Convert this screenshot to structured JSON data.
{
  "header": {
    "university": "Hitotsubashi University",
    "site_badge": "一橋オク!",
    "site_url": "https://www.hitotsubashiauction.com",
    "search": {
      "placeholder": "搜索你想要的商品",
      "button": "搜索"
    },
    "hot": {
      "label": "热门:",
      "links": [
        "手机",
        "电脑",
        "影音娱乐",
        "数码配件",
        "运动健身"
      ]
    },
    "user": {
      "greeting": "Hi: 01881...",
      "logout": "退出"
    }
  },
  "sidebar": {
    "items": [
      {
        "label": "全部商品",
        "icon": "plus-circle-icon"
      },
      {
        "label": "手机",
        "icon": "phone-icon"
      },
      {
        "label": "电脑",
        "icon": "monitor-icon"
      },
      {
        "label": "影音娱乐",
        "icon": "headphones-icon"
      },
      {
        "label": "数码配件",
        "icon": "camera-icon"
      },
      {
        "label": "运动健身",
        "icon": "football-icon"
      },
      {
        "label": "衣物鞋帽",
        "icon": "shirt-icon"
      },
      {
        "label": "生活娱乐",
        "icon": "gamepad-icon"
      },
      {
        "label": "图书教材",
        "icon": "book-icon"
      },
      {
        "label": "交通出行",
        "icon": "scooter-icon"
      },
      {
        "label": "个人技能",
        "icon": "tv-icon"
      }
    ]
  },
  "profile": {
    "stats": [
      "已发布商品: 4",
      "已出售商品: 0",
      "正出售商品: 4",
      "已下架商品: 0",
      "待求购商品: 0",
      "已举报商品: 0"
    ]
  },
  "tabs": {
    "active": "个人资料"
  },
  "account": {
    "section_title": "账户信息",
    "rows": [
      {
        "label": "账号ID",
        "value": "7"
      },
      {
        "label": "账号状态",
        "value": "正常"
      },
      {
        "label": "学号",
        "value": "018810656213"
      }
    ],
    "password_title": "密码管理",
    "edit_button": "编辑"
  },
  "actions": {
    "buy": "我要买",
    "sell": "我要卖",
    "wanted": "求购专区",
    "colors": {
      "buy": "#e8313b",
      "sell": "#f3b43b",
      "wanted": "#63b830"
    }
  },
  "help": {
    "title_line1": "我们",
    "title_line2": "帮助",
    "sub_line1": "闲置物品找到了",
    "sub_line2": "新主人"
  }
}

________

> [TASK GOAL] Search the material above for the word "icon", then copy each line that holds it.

> [REPLY]
        "icon": "plus-circle-icon"
        "icon": "phone-icon"
        "icon": "monitor-icon"
        "icon": "headphones-icon"
        "icon": "camera-icon"
        "icon": "football-icon"
        "icon": "shirt-icon"
        "icon": "gamepad-icon"
        "icon": "book-icon"
        "icon": "scooter-icon"
        "icon": "tv-icon"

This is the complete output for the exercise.